And what more could I ask for from a crime fiction novel – brilliant.

37: Treasure Island by Robert Louis Stevenson

In Adventure, Books, Fiction on 12/09/2014 at 12:00 pm

Treasure Island by Robert Louis StevensonTreasure Island is an incredible example of no-nonsense storytelling. Vivid characters jump off the page, the exciting seafaring adventure hurtles along at an incredible pace – this is an exciting story written for boys or girls who like pirates, treasure, mutiny, schooners, &ct. Written at the turn of the 19th century, and yet set directly in the middle 18th century, in some ways, the story presents a romantic version of a Georgian past. Something of a digression for Robert Louis Stevenson, this novel, aimed at children, ignores any psychological complexity and offers no comment on Victorian society. This is pure escapism at its very finest.

In these kind of rip-roaring adventure stories, ‘goodies’ and ‘baddies’ are plainly defined, whereas, in reality, these terms are more difficult to determine. On Treasure Island, the pirates (baddies) are all murderous heathens with significant rum or brandy addictions and, when speaking, use a strange dialect – call it pirate speak, if you like. Whereas, on the good side of the fence, the goodies speak the Queen’s English and act honorably according to their duties. And Jim Hawkins, the young lad telling the story, is what every boy wants to be: i.e. adventurous and heroic; occasional disobedient to adults, but saving the day and finding the treasure in the end.

And so, this exciting adventure story is a male fantasy, where the idea is to create a world – indeed, an island – away from woman and away from politics. A place where children (of all ages, as they say) can escape to, and can reenact swashbuckling cutlass action inside the vaults of their imagination. I eagerly picked up this Penguin Classics edition at the Greenwich Maritime Museum whilst enjoying a day out with my parents. At the back of the book, there is an interesting appendix called “My First Book” (1894) in which Stevenson writes about the veneration he used to feel towards the three-volume novel before he completed his first novel, and about struggling to capture ‘one of those hours when the words come and the phrases balance of themselves’.
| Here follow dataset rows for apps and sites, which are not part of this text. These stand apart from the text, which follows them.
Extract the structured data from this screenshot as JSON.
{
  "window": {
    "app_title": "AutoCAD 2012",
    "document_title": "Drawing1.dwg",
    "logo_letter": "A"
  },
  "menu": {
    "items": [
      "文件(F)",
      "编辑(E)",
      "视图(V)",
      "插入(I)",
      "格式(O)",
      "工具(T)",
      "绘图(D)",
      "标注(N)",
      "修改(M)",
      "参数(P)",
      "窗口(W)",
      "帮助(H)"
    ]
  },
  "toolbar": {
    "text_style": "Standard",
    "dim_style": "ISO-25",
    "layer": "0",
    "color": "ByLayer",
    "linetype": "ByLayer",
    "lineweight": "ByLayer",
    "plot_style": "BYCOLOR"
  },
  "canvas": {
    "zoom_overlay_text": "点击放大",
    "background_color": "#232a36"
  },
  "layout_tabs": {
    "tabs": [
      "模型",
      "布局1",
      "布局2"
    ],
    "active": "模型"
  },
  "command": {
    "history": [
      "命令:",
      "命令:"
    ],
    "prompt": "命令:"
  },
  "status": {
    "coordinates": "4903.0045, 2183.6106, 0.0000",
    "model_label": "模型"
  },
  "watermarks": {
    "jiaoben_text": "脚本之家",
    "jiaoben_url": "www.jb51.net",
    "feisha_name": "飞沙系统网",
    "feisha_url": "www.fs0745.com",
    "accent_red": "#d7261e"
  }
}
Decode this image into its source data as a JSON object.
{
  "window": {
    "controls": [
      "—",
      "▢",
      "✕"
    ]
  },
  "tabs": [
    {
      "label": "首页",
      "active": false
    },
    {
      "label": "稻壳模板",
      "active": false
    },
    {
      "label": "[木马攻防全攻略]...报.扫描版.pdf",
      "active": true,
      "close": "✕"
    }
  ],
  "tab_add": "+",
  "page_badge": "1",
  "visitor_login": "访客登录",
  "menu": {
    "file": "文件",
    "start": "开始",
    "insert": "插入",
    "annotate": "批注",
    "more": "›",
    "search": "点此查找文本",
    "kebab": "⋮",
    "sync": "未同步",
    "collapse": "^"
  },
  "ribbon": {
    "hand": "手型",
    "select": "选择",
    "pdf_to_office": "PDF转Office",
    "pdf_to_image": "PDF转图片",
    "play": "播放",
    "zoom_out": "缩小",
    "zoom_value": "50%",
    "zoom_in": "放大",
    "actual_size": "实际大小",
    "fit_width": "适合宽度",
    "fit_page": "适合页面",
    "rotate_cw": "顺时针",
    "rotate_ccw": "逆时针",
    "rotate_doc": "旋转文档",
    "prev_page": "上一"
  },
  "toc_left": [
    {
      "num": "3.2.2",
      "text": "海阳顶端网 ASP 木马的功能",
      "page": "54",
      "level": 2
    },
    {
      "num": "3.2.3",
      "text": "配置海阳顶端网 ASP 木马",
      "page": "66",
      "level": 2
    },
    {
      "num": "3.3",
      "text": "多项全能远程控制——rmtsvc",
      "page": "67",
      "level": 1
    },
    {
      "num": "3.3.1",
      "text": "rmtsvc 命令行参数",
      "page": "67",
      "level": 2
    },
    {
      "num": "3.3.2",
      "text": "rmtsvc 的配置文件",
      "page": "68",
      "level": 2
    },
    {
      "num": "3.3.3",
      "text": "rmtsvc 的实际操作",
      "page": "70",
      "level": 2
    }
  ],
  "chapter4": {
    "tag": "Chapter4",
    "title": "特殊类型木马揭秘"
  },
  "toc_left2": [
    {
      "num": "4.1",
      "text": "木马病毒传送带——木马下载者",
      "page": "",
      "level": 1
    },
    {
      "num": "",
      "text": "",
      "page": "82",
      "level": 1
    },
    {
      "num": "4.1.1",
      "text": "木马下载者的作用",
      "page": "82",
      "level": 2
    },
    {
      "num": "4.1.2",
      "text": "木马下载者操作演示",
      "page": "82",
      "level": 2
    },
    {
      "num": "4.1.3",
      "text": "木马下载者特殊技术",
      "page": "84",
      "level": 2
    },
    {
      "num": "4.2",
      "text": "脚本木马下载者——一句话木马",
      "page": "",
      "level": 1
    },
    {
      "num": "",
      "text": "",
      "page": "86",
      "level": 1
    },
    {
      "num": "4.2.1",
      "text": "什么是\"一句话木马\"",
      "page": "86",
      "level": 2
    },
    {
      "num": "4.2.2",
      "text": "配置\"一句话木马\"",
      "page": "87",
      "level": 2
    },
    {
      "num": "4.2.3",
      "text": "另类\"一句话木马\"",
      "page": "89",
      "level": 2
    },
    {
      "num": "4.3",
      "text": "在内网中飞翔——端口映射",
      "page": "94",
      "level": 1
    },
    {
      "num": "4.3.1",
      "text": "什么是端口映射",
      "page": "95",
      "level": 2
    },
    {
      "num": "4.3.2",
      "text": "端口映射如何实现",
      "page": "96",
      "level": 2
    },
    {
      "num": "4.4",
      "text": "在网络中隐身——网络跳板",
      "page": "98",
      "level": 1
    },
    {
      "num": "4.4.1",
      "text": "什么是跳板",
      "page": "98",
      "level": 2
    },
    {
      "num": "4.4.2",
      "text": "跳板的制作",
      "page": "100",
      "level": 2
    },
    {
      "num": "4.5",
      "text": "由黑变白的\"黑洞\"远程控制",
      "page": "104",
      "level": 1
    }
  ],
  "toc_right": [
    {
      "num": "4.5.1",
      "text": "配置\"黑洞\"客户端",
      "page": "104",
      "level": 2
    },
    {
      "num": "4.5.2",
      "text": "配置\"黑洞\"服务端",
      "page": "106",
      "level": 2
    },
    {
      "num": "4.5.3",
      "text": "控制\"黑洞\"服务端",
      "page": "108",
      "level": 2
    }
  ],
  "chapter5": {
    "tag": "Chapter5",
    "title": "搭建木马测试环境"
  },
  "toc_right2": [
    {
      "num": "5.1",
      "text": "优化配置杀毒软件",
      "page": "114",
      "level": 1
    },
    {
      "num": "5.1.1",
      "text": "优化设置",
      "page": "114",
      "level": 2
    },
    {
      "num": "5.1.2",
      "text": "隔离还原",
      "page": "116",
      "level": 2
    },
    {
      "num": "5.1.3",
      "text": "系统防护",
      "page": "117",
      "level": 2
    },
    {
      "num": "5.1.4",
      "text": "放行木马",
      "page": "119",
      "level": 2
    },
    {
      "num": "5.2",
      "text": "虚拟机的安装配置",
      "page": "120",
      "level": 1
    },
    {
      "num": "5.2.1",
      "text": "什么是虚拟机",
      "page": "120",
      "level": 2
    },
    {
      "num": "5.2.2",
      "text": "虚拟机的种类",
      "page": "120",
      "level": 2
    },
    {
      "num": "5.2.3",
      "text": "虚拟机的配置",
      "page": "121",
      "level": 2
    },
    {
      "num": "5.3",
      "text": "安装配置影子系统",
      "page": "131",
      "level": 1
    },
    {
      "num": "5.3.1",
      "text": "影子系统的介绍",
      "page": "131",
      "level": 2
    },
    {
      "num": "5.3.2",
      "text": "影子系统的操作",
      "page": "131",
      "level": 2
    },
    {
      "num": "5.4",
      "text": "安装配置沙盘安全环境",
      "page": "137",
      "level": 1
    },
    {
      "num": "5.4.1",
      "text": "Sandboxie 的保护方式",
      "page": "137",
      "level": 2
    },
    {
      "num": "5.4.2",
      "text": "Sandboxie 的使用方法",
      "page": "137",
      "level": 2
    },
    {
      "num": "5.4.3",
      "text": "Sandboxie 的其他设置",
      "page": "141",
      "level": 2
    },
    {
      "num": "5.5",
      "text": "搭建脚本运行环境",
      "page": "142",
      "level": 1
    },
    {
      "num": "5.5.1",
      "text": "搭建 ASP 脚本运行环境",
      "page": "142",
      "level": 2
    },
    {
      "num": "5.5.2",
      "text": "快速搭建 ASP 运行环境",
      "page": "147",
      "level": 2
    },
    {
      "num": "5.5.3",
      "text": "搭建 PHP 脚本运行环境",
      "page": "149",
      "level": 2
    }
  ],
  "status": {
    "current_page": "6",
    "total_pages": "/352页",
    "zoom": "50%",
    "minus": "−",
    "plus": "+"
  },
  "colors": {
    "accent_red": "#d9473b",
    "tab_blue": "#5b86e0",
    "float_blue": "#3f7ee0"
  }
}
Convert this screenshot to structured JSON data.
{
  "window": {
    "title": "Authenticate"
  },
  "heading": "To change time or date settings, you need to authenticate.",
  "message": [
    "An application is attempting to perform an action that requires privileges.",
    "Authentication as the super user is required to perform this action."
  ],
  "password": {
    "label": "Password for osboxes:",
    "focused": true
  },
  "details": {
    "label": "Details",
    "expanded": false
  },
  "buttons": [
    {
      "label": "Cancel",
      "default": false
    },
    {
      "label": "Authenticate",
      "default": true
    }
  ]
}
Evidence that writing a first novel, even a ‘bad novel’, is not an easy task and should still be rewarded by society.

36: A Sentimental Journey by Laurence Sterne

In Books, Comedy, Fiction on 05/09/2014 at 12:00 pm

A Sentimental Journey by Laurence SterneLaurence Sterne (1713 – 1768), the son of an army ensign, went to grammar school and received a BA from Jesus College, Cambridge. Always an academically gifted man, Sterne went on to receive an MA and was ordained as a priest. He later wrote a series of nine volumes called The Life and Opinions of Tristram Shandy, Gentlemen, which has been celebrated for deliberately breaking formal conventions. A month before he died, in 1768, Sterne published A Sentimental Journey Through France and Italy, by Mr. Yorick, a book that no doubt would have expanded beyond two volumes, had he lived past his 54th year.

During the 18th century, the definition of the word sentimental changed from meaning ‘moral’ to meaning ’emotional’. Many sentimental novels and travel books were being published at the time, A Sentimental Journey is partly written as a response to these books. It is fun, includes many memorable set-pieces, and a fair amount of innuendo and irony. In other words, it is a quintessentially British piece of humorous  prose, loosely masquerading as a sentimental novel, and mostly concerned with Mr. Yorick’s reaction to the French people he meets on his travels.

I was amused by the erotic suggestiveness of some parts of the novel and found Mr. Yorick’s encounters with French woman particularly entertaining. One is never quite sure whether anything happens – sexually speaking – or not; it is left up to the reader’s imagination. I can also recommend this book for its inclusion of toilet humour, after all, nothing could be more British than poking fun at the French for using a bidet. Pick up this highly successful experiment, turn to a page, and Sterne’s digressive style will jump up to greet the reader with refreshing warmth.

Brilliant and remarkable.